-- WHAT TO WORK ON --
The data below is to be returned in full and exactly.

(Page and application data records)
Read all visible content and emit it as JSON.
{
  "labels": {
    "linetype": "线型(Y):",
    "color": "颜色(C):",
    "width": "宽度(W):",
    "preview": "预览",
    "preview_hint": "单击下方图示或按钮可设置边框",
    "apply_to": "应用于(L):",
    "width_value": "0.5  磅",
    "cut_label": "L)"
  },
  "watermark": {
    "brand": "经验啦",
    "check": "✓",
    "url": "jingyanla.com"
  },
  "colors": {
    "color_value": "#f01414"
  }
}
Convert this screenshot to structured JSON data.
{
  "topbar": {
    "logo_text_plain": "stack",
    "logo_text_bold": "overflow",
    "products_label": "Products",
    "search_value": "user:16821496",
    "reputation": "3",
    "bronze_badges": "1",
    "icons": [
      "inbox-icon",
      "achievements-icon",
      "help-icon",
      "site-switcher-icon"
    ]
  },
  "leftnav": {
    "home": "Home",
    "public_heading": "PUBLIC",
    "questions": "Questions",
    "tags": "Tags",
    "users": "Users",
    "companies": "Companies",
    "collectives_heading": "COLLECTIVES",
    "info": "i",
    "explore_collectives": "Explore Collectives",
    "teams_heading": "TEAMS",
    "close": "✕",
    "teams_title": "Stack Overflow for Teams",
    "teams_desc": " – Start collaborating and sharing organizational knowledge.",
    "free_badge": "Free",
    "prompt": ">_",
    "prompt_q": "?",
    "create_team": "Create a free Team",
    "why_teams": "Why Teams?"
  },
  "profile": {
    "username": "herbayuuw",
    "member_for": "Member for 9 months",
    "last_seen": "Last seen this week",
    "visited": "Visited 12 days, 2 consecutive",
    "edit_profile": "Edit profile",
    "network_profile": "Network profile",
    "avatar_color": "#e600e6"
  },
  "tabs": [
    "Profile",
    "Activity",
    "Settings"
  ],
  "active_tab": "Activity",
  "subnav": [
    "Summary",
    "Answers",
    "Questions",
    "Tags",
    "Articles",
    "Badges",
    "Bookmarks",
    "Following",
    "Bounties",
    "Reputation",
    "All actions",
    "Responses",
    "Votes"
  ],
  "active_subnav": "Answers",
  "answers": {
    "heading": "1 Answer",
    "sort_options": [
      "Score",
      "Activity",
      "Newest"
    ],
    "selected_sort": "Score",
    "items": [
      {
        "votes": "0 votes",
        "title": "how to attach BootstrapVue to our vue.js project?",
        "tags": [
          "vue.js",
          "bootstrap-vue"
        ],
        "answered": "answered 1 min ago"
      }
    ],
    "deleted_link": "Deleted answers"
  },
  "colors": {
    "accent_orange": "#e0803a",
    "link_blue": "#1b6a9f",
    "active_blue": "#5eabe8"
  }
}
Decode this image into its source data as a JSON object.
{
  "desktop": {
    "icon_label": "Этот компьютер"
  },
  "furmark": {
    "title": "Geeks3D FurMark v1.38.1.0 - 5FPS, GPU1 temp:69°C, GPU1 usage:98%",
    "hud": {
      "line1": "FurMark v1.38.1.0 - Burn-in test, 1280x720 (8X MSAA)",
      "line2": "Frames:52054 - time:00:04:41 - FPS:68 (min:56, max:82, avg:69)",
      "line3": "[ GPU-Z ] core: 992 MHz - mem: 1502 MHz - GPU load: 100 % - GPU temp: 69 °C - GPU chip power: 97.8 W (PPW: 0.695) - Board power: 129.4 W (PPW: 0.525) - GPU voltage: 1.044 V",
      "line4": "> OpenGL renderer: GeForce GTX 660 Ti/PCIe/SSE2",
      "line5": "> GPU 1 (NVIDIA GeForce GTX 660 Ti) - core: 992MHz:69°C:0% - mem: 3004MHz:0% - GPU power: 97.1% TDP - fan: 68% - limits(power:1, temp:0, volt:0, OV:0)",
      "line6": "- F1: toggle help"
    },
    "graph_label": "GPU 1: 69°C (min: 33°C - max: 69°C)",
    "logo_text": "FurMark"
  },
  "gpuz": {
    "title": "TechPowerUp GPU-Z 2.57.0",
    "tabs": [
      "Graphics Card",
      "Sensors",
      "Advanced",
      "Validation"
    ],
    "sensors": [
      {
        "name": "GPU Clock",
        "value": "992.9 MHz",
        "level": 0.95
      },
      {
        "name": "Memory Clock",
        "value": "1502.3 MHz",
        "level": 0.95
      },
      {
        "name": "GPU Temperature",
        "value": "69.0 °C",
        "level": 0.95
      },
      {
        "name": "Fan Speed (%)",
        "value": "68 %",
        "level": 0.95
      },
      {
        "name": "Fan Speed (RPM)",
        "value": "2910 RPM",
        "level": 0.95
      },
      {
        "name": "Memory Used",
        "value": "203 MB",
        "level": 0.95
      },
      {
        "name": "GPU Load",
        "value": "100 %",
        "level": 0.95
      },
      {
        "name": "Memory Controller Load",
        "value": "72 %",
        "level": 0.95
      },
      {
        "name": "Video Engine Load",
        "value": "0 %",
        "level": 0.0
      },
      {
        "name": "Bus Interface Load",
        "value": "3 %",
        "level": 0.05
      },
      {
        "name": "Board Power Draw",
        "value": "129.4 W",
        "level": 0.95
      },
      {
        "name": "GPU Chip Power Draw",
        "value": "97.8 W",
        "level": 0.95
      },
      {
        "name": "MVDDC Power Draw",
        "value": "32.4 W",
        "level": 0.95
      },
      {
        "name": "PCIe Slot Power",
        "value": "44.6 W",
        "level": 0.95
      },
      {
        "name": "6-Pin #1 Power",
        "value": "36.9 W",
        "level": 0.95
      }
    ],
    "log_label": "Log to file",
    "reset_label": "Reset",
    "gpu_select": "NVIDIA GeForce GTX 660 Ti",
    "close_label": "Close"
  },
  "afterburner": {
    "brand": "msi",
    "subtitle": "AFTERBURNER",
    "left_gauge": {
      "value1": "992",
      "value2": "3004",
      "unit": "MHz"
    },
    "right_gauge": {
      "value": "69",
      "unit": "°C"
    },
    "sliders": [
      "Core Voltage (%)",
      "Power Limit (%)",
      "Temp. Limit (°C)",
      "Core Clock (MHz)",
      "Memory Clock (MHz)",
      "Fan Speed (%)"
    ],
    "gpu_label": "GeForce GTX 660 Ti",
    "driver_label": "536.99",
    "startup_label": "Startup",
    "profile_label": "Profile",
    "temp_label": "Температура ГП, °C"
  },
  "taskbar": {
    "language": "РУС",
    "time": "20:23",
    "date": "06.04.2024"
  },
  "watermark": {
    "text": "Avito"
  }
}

-- TASK RESULT --
Read all visible content and emit it as JSON.
{
  "labels": {
    "linetype": "线型(Y):",
    "color": "颜色(C):",
    "width": "宽度(W):",
    "preview": "预览",
    "preview_hint": "单击下方图示或按钮可设置边框",
    "apply_to": "应用于(L):",
    "width_value": "0.5  磅",
    "cut_label": "L)"
  },
  "watermark": {
    "brand": "经验啦",
    "check": "✓",
    "url": "jingyanla.com"
  },
  "colors": {
    "color_value": "#f01414"
  }
}
Convert this screenshot to structured JSON data.
{
  "topbar": {
    "logo_text_plain": "stack",
    "logo_text_bold": "overflow",
    "products_label": "Products",
    "search_value": "user:16821496",
    "reputation": "3",
    "bronze_badges": "1",
    "icons": [
      "inbox-icon",
      "achievements-icon",
      "help-icon",
      "site-switcher-icon"
    ]
  },
  "leftnav": {
    "home": "Home",
    "public_heading": "PUBLIC",
    "questions": "Questions",
    "tags": "Tags",
    "users": "Users",
    "companies": "Companies",
    "collectives_heading": "COLLECTIVES",
    "info": "i",
    "explore_collectives": "Explore Collectives",
    "teams_heading": "TEAMS",
    "close": "✕",
    "teams_title": "Stack Overflow for Teams",
    "teams_desc": " – Start collaborating and sharing organizational knowledge.",
    "free_badge": "Free",
    "prompt": ">_",
    "prompt_q": "?",
    "create_team": "Create a free Team",
    "why_teams": "Why Teams?"
  },
  "profile": {
    "username": "herbayuuw",
    "member_for": "Member for 9 months",
    "last_seen": "Last seen this week",
    "visited": "Visited 12 days, 2 consecutive",
    "edit_profile": "Edit profile",
    "network_profile": "Network profile",
    "avatar_color": "#e600e6"
  },
  "tabs": [
    "Profile",
    "Activity",
    "Settings"
  ],
  "active_tab": "Activity",
  "subnav": [
    "Summary",
    "Answers",
    "Questions",
    "Tags",
    "Articles",
    "Badges",
    "Bookmarks",
    "Following",
    "Bounties",
    "Reputation",
    "All actions",
    "Responses",
    "Votes"
  ],
  "active_subnav": "Answers",
  "answers": {
    "heading": "1 Answer",
    "sort_options": [
      "Score",
      "Activity",
      "Newest"
    ],
    "selected_sort": "Score",
    "items": [
      {
        "votes": "0 votes",
        "title": "how to attach BootstrapVue to our vue.js project?",
        "tags": [
          "vue.js",
          "bootstrap-vue"
        ],
        "answered": "answered 1 min ago"
      }
    ],
    "deleted_link": "Deleted answers"
  },
  "colors": {
    "accent_orange": "#e0803a",
    "link_blue": "#1b6a9f",
    "active_blue": "#5eabe8"
  }
}
Decode this image into its source data as a JSON object.
{
  "desktop": {
    "icon_label": "Этот компьютер"
  },
  "furmark": {
    "title": "Geeks3D FurMark v1.38.1.0 - 5FPS, GPU1 temp:69°C, GPU1 usage:98%",
    "hud": {
      "line1": "FurMark v1.38.1.0 - Burn-in test, 1280x720 (8X MSAA)",
      "line2": "Frames:52054 - time:00:04:41 - FPS:68 (min:56, max:82, avg:69)",
      "line3": "[ GPU-Z ] core: 992 MHz - mem: 1502 MHz - GPU load: 100 % - GPU temp: 69 °C - GPU chip power: 97.8 W (PPW: 0.695) - Board power: 129.4 W (PPW: 0.525) - GPU voltage: 1.044 V",
      "line4": "> OpenGL renderer: GeForce GTX 660 Ti/PCIe/SSE2",
      "line5": "> GPU 1 (NVIDIA GeForce GTX 660 Ti) - core: 992MHz:69°C:0% - mem: 3004MHz:0% - GPU power: 97.1% TDP - fan: 68% - limits(power:1, temp:0, volt:0, OV:0)",
      "line6": "- F1: toggle help"
    },
    "graph_label": "GPU 1: 69°C (min: 33°C - max: 69°C)",
    "logo_text": "FurMark"
  },
  "gpuz": {
    "title": "TechPowerUp GPU-Z 2.57.0",
    "tabs": [
      "Graphics Card",
      "Sensors",
      "Advanced",
      "Validation"
    ],
    "sensors": [
      {
        "name": "GPU Clock",
        "value": "992.9 MHz",
        "level": 0.95
      },
      {
        "name": "Memory Clock",
        "value": "1502.3 MHz",
        "level": 0.95
      },
      {
        "name": "GPU Temperature",
        "value": "69.0 °C",
        "level": 0.95
      },
      {
        "name": "Fan Speed (%)",
        "value": "68 %",
        "level": 0.95
      },
      {
        "name": "Fan Speed (RPM)",
        "value": "2910 RPM",
        "level": 0.95
      },
      {
        "name": "Memory Used",
        "value": "203 MB",
        "level": 0.95
      },
      {
        "name": "GPU Load",
        "value": "100 %",
        "level": 0.95
      },
      {
        "name": "Memory Controller Load",
        "value": "72 %",
        "level": 0.95
      },
      {
        "name": "Video Engine Load",
        "value": "0 %",
        "level": 0.0
      },
      {
        "name": "Bus Interface Load",
        "value": "3 %",
        "level": 0.05
      },
      {
        "name": "Board Power Draw",
        "value": "129.4 W",
        "level": 0.95
      },
      {
        "name": "GPU Chip Power Draw",
        "value": "97.8 W",
        "level": 0.95
      },
      {
        "name": "MVDDC Power Draw",
        "value": "32.4 W",
        "level": 0.95
      },
      {
        "name": "PCIe Slot Power",
        "value": "44.6 W",
        "level": 0.95
      },
      {
        "name": "6-Pin #1 Power",
        "value": "36.9 W",
        "level": 0.95
      }
    ],
    "log_label": "Log to file",
    "reset_label": "Reset",
    "gpu_select": "NVIDIA GeForce GTX 660 Ti",
    "close_label": "Close"
  },
  "afterburner": {
    "brand": "msi",
    "subtitle": "AFTERBURNER",
    "left_gauge": {
      "value1": "992",
      "value2": "3004",
      "unit": "MHz"
    },
    "right_gauge": {
      "value": "69",
      "unit": "°C"
    },
    "sliders": [
      "Core Voltage (%)",
      "Power Limit (%)",
      "Temp. Limit (°C)",
      "Core Clock (MHz)",
      "Memory Clock (MHz)",
      "Fan Speed (%)"
    ],
    "gpu_label": "GeForce GTX 660 Ti",
    "driver_label": "536.99",
    "startup_label": "Startup",
    "profile_label": "Profile",
    "temp_label": "Температура ГП, °C"
  },
  "taskbar": {
    "language": "РУС",
    "time": "20:23",
    "date": "06.04.2024"
  },
  "watermark": {
    "text": "Avito"
  }
}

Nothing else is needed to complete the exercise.